[EXERCISE DIRECTIONS] Pick out and copy every line below that has the word "Current".

[TASK DATA]
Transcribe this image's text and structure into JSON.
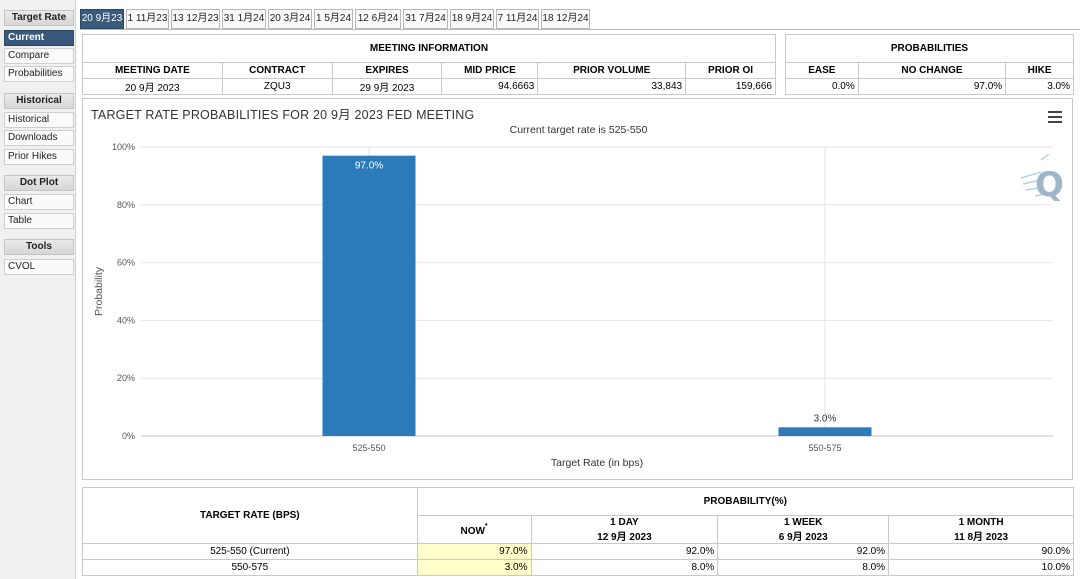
{
  "sidebar": {
    "sections": [
      {
        "header": "Target Rate",
        "items": [
          "Current",
          "Compare",
          "Probabilities"
        ]
      },
      {
        "header": "Historical",
        "items": [
          "Historical",
          "Downloads",
          "Prior Hikes"
        ]
      },
      {
        "header": "Dot Plot",
        "items": [
          "Chart",
          "Table"
        ]
      },
      {
        "header": "Tools",
        "items": [
          "CVOL"
        ]
      }
    ],
    "active_item": "Current"
  },
  "tabs": [
    "20 9月23",
    "1 11月23",
    "13 12月23",
    "31 1月24",
    "20 3月24",
    "1 5月24",
    "12 6月24",
    "31 7月24",
    "18 9月24",
    "7 11月24",
    "18 12月24"
  ],
  "meeting_info": {
    "title": "MEETING INFORMATION",
    "headers": [
      "MEETING DATE",
      "CONTRACT",
      "EXPIRES",
      "MID PRICE",
      "PRIOR VOLUME",
      "PRIOR OI"
    ],
    "values": [
      "20 9月 2023",
      "ZQU3",
      "29 9月 2023",
      "94.6663",
      "33,843",
      "159,666"
    ]
  },
  "probabilities": {
    "title": "PROBABILITIES",
    "headers": [
      "EASE",
      "NO CHANGE",
      "HIKE"
    ],
    "values": [
      "0.0%",
      "97.0%",
      "3.0%"
    ]
  },
  "chart": {
    "title": "TARGET RATE PROBABILITIES FOR 20 9月 2023 FED MEETING",
    "subtitle": "Current target rate is 525-550",
    "logo": "Q",
    "bar_color": "#2b7bba"
  },
  "chart_data": {
    "type": "bar",
    "categories": [
      "525-550",
      "550-575"
    ],
    "values": [
      97.0,
      3.0
    ],
    "data_labels": [
      "97.0%",
      "3.0%"
    ],
    "xlabel": "Target Rate (in bps)",
    "ylabel": "Probability",
    "ylim": [
      0,
      100
    ],
    "yticks": [
      "0%",
      "20%",
      "40%",
      "60%",
      "80%",
      "100%"
    ],
    "grid": true
  },
  "prob_table": {
    "col_target": "TARGET RATE (BPS)",
    "col_prob": "PROBABILITY(%)",
    "subcols": [
      {
        "label": "NOW",
        "date": "",
        "marker": "*"
      },
      {
        "label": "1 DAY",
        "date": "12 9月 2023"
      },
      {
        "label": "1 WEEK",
        "date": "6 9月 2023"
      },
      {
        "label": "1 MONTH",
        "date": "11 8月 2023"
      }
    ],
    "rows": [
      {
        "rate": "525-550 (Current)",
        "values": [
          "97.0%",
          "92.0%",
          "92.0%",
          "90.0%"
        ]
      },
      {
        "rate": "550-575",
        "values": [
          "3.0%",
          "8.0%",
          "8.0%",
          "10.0%"
        ]
      }
    ]
  }
}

[FINAL ANSWER]
          "Current",
    "active_item": "Current"
    "subtitle": "Current target rate is 525-550",
        "rate": "525-550 (Current)",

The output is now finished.